    @ Karen S Booth: I'm not sure what the difference is between American muffins and "real" muffins, but as an American, I can assure you that ours, when done right, are pretty fabulous.

  38. I think by 'real' muffins Karen means what Americans call 'English muffins'. I'm a fan of both kinds.

    So many wonderful recommendations, thank you everybody.

  39. Jamie does have a quite new 8 minute video with some new ideas on roasting potatoes- it is nearly potato porn!- and they are the best I have ever made.
    worth a look... http://www.youtube.com/watch?v=dsqODd789wI

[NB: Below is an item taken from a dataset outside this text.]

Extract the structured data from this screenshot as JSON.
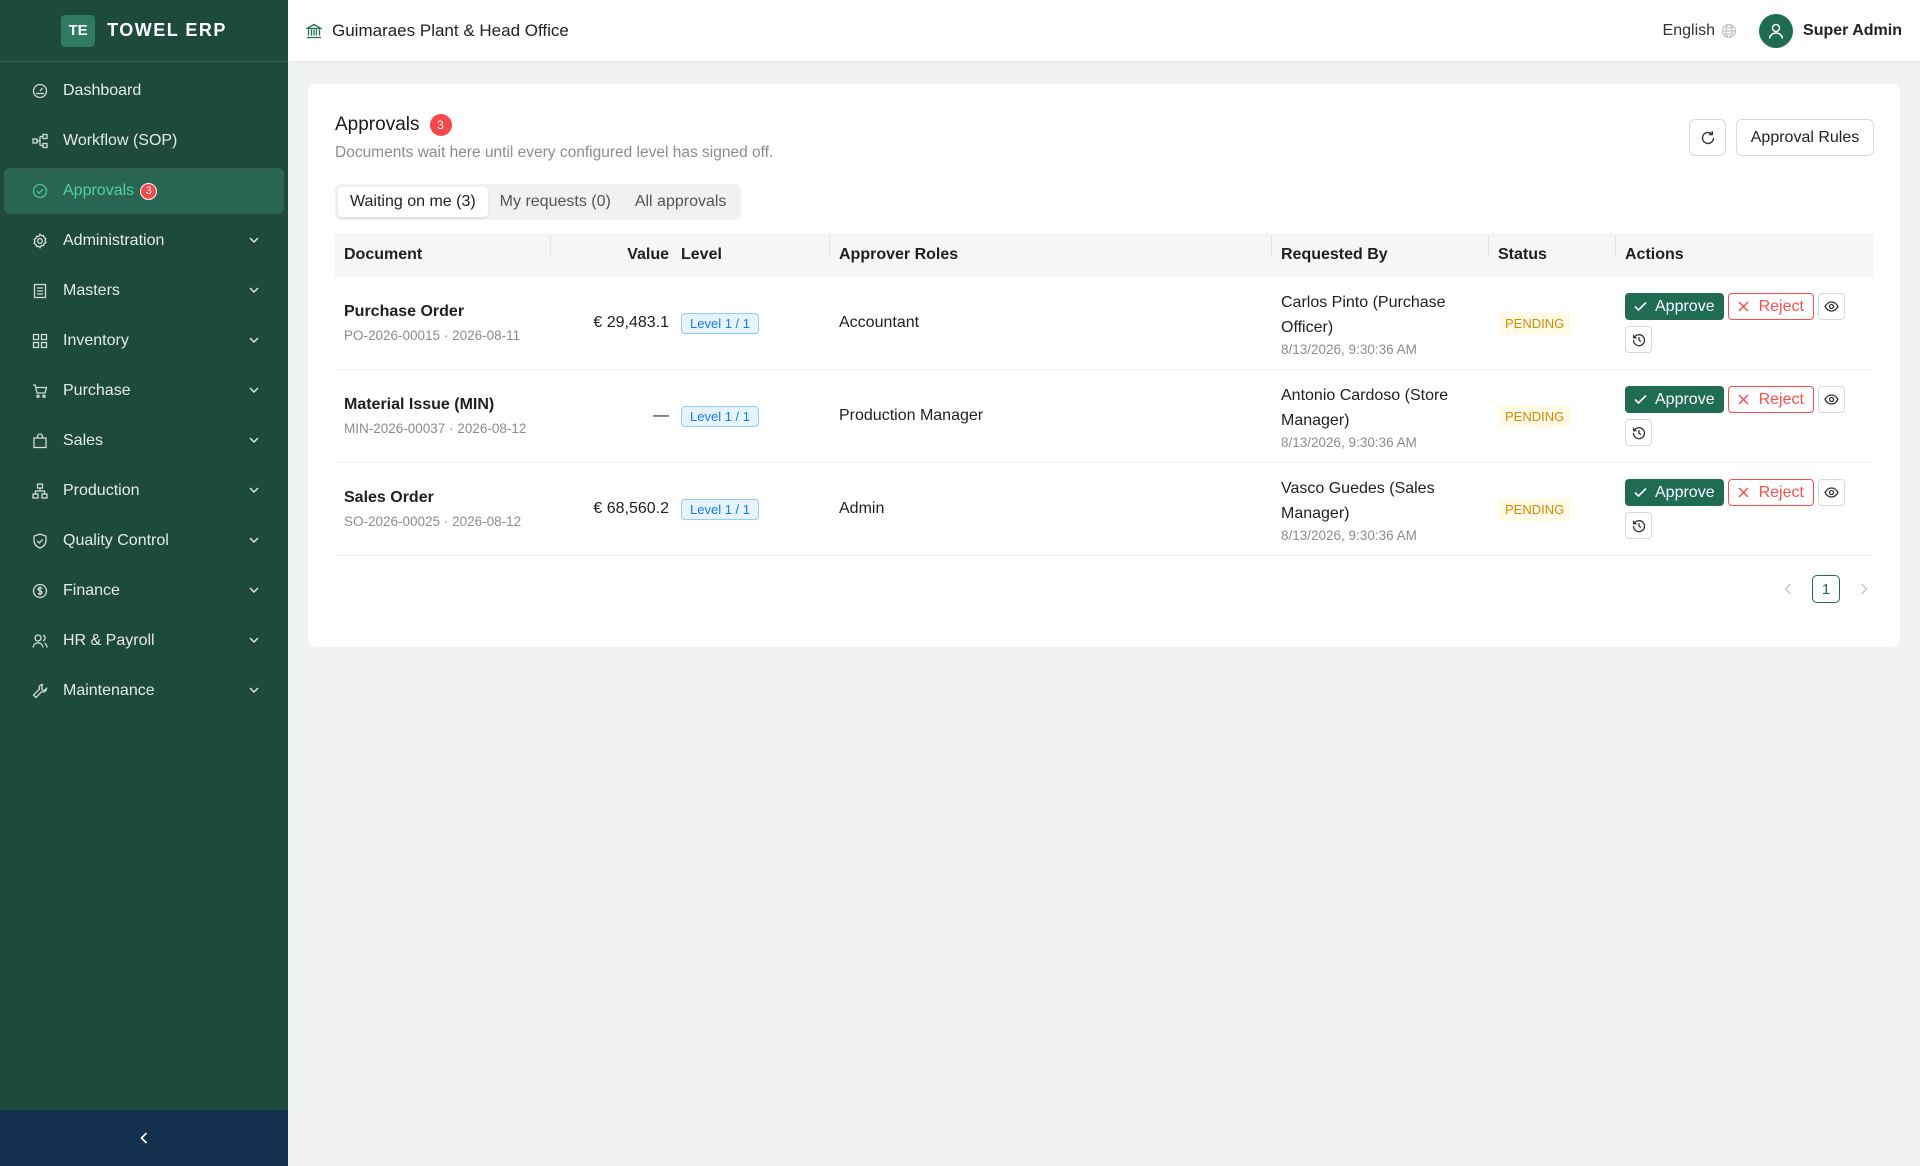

    Happy reading and cooking! Love your shelves brimming with goodness.

    cheers from Canada

  40. Anonymous9:40 am GMT

    Must be the time of year - I've been writing a post about my cookery books too! I think I'll leave mine on the back burner for now, if you'll excuse the dreadful pun. I really enjoyed this post - there is something so fascinating about examining other people's bookshelves. Why is that, I wonder? Nice to see Kettle Broth up there, and lots of other familiar spines. Have to say, like your fit fridge, your books are in far better condition than mine. New Year's resolution perhaps...

  41. Anonymous7:22 pm GMT

    If I had to take only one cook book to a desert island then it would be Diana Henry and I wouldn't consider any other writer, she's fab. I don't have her roast fig sugar snow book though and wonder what you think of it?
    P.S really enjoying your blog and so glad I just stumbled across it!

  42. Isabelle2:29 pm BST

    Have you watched Heston's current Channel 4 programme 'Cooking like Heston'? It's him cooking at home, and whilst a lot of what he does is still more work than most people (well, I speak for myself) want to do day in day out, I thought he had some brilliant ideas that I am considering trying out eventually. It's not test tubes and expensive restaurant machinery (what I think of when I hear the name Heston).


Note: only a member of this blog may post a comment.

Blogger Template Created by pipdig